Investment Banking

Let Your Investment Banking Do The Walking

Wall Street Can’t Shake Off Investment-Banking Slump

Wall Street is having a tough time emerging from the doldrums.

Morgan Stanley said Tuesday that second-quarter profit fell 13% from a year ago, driven by a 22% decline in trading revenue. Investment-banking fees were about flat after falling sharply in recent quarters.

JPMorgan Chase and Citigroup last week both reported drop-offs in trading and investment banking. At Goldman Sachs, a Wall Street standard-bearer, analysts expect profits to drop by more than half when the bank reports on Wednesday, according to FactSet.

Still, the results so far have topped analyst expectations. Investors sent shares of Morgan Stanley up 6%, with smaller gains for Citigroup and JPMorgan. Bank of America, which reported higher earnings Tuesday, rose 4%.

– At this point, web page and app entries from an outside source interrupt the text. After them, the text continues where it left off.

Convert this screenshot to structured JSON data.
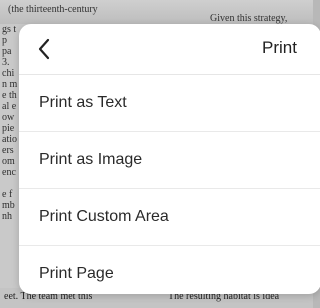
{
  "background": {
    "top_left": "(the thirteenth-century",
    "top_right": "Given this strategy,",
    "fragments": [
      "gs t",
      "p",
      "pa",
      "3.",
      "chi",
      "n m",
      "e th",
      "al e",
      "ow",
      "pie",
      "atio",
      "ers",
      "om",
      "enc",
      "",
      "e f",
      "mb",
      "nh"
    ],
    "bottom_left": "eet. The team met this",
    "bottom_right": "The resulting habitat is idea"
  },
  "dialog": {
    "back_icon": "chevron-left-icon",
    "title": "Print",
    "items": [
      {
        "label": "Print as Text"
      },
      {
        "label": "Print as Image"
      },
      {
        "label": "Print Custom Area"
      },
      {
        "label": "Print Page"
      }
    ]
  },
  "colors": {
    "sheet": "#ffffff",
    "divider": "#e9e9e9",
    "text": "#2a2a2a",
    "backdrop": "#c9c9c9"
  }
}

Shares of Charles Schwab shot up 11%, even after it reported a big profit decline and continued deposit outflow.

JPMorgan and Wells Fargo both turned in blockbuster profit gains last week, helped by big consumer businesses that have been able to charge more on loans. JPMorgan’s purchase of the failed First Republic, with government help, also boosted its consumer and commercial businesses.

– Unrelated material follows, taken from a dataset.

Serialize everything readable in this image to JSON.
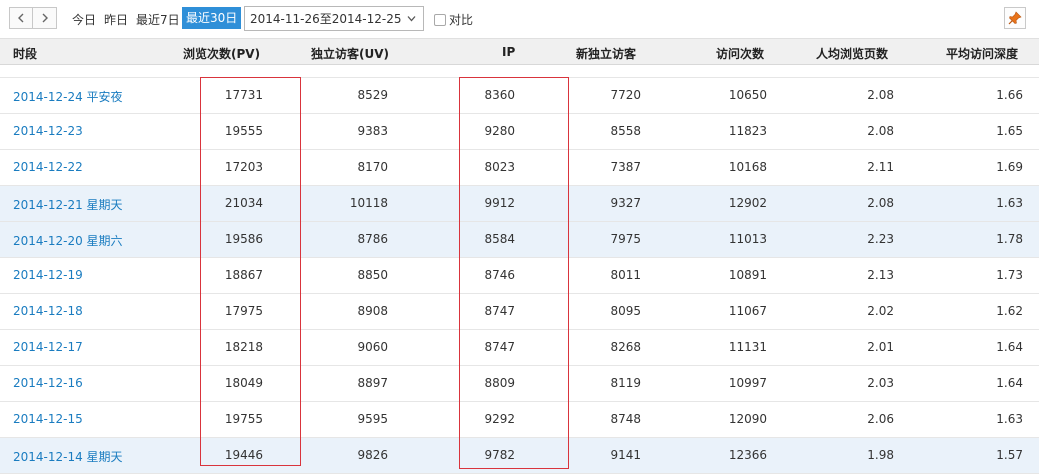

The picture for Wall Street businesses is more complicated. A resilient U.S. economy hasn’t done much to shake the uncertainty that has kept corporate executives from taking their companies public and pursuing deals. And calmer financial markets have reined in the trading boom that had been a bright spot for the industry.

Trading revenue posted big gains during the pandemic, when markets took a nosedive, and in its aftermath, when stocks came roaring back. Market volatility induced by sky-high inflation was also good for trading desks. Now, the banks are still making more in trading revenue than they did before the pandemic, but the gains look to be subsiding. Trading revenue was down 10% at JPMorgan and 13% at Citigroup.

One notable outlier was Bank of America, which has been building out its trading division over the past few years. Its adjusted trading revenue rose 10%, for one of the best second quarters ever. Investment-banking fees rose 6%, partly because the bank worked on more middle-market deals.

The regional banking crisis and uncertainty about the debt ceiling contributed to a slowdown in Wall Street businesses at the beginning of the second quarter, Morgan Stanley CEO James Gorman said on a call with analysts. The outlook improved toward the end of the quarter, Gorman said.

Globally, the total deal value of mergers and acquisitions fell about 39% during the first half of this year compared with the same period last year, according to Dealogic. Total deal value for initial public offerings was down 32%.

And while M&A announcements have picked up recently, banks typically don’t get paid until the deals close.

Morgan Stanley finance chief Sharon Yeshaya said in an interview that the bank is focused on a backlog of deals including in financials and energy.

“There are positive green shoots as you look into 2024,” she said.

Big banks have otherwise fared well in the era of higher interest rates, since it has allowed them to earn more on the loans they make. Bank of America said its net interest income rose 14% from a year earlier. JPMorgan, Wells Fargo and Citigroup also reported jumps in net interest income.

The high rates have also brought a challenge for Bank of America: It has an especially large portfolio of securities that it bought when rates were superlow. As rates rise, those bonds lose paper value. On Tuesday, it said it was sitting on unrealized losses of $106 billion on the bonds it plans to hold to maturity, up from $99 billion at the end of March. It doesn’t have to recognize the losses if it never sells the bonds, but holding on to them means that it can’t invest or lend out that money at higher rates.

Earnings season is expected to be harder on regional banks, which face a particularly tough fight for deposits. Some are more exposed to commercial real-estate loans, which have come under pressure since office buildings have been slow to fill back up.

PNC Financial, the first big regional lender to report results, lowered its earnings forecast for the year, pointing to an uptick in deposit costs and softer loan growth. Still, the stock rose 2%.